═══ Entries provided ═══

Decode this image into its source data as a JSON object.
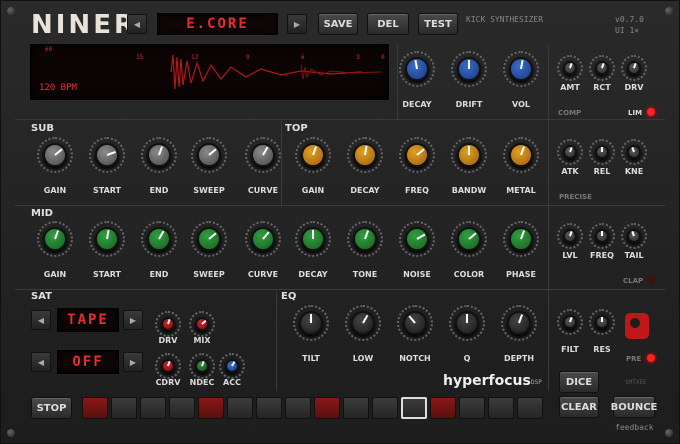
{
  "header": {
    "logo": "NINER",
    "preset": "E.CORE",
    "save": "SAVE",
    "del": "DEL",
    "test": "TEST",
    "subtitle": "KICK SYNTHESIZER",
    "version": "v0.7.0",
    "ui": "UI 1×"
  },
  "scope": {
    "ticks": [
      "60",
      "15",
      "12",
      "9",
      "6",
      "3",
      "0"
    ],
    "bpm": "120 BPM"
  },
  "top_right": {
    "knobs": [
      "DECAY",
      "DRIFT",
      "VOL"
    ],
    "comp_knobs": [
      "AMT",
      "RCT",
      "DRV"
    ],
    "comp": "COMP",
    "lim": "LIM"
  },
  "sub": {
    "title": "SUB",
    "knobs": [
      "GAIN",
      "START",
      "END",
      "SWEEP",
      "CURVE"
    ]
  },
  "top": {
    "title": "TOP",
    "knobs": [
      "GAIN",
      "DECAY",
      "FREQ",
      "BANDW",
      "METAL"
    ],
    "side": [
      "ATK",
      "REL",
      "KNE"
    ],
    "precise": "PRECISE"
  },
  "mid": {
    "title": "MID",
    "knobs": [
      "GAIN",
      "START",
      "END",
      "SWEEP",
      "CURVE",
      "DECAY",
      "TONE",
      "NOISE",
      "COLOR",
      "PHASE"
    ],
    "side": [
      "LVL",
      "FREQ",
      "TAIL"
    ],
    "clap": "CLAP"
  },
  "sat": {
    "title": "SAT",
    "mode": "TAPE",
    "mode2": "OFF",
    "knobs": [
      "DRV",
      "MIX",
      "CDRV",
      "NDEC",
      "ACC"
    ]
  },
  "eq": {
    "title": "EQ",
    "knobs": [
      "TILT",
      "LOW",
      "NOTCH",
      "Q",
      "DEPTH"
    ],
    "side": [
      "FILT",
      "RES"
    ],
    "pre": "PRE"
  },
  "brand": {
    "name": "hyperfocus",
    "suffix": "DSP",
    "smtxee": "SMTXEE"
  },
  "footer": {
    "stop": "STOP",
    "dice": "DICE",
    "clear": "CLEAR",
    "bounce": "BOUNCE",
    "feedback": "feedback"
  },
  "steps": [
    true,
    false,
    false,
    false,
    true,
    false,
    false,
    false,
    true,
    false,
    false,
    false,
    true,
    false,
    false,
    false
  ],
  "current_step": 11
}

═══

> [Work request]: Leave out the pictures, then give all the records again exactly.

> [Worked solution]:
Decode this image into its source data as a JSON object.
{
  "header": {
    "logo": "NINER",
    "preset": "E.CORE",
    "save": "SAVE",
    "del": "DEL",
    "test": "TEST",
    "subtitle": "KICK SYNTHESIZER",
    "version": "v0.7.0",
    "ui": "UI 1×"
  },
  "scope": {
    "ticks": [
      "60",
      "15",
      "12",
      "9",
      "6",
      "3",
      "0"
    ],
    "bpm": "120 BPM"
  },
  "top_right": {
    "knobs": [
      "DECAY",
      "DRIFT",
      "VOL"
    ],
    "comp_knobs": [
      "AMT",
      "RCT",
      "DRV"
    ],
    "comp": "COMP",
    "lim": "LIM"
  },
  "sub": {
    "title": "SUB",
    "knobs": [
      "GAIN",
      "START",
      "END",
      "SWEEP",
      "CURVE"
    ]
  },
  "top": {
    "title": "TOP",
    "knobs": [
      "GAIN",
      "DECAY",
      "FREQ",
      "BANDW",
      "METAL"
    ],
    "side": [
      "ATK",
      "REL",
      "KNE"
    ],
    "precise": "PRECISE"
  },
  "mid": {
    "title": "MID",
    "knobs": [
      "GAIN",
      "START",
      "END",
      "SWEEP",
      "CURVE",
      "DECAY",
      "TONE",
      "NOISE",
      "COLOR",
      "PHASE"
    ],
    "side": [
      "LVL",
      "FREQ",
      "TAIL"
    ],
    "clap": "CLAP"
  },
  "sat": {
    "title": "SAT",
    "mode": "TAPE",
    "mode2": "OFF",
    "knobs": [
      "DRV",
      "MIX",
      "CDRV",
      "NDEC",
      "ACC"
    ]
  },
  "eq": {
    "title": "EQ",
    "knobs": [
      "TILT",
      "LOW",
      "NOTCH",
      "Q",
      "DEPTH"
    ],
    "side": [
      "FILT",
      "RES"
    ],
    "pre": "PRE"
  },
  "brand": {
    "name": "hyperfocus",
    "suffix": "DSP",
    "smtxee": "SMTXEE"
  },
  "footer": {
    "stop": "STOP",
    "dice": "DICE",
    "clear": "CLEAR",
    "bounce": "BOUNCE",
    "feedback": "feedback"
  },
  "steps": [
    true,
    false,
    false,
    false,
    true,
    false,
    false,
    false,
    true,
    false,
    false,
    false,
    true,
    false,
    false,
    false
  ],
  "current_step": 11
}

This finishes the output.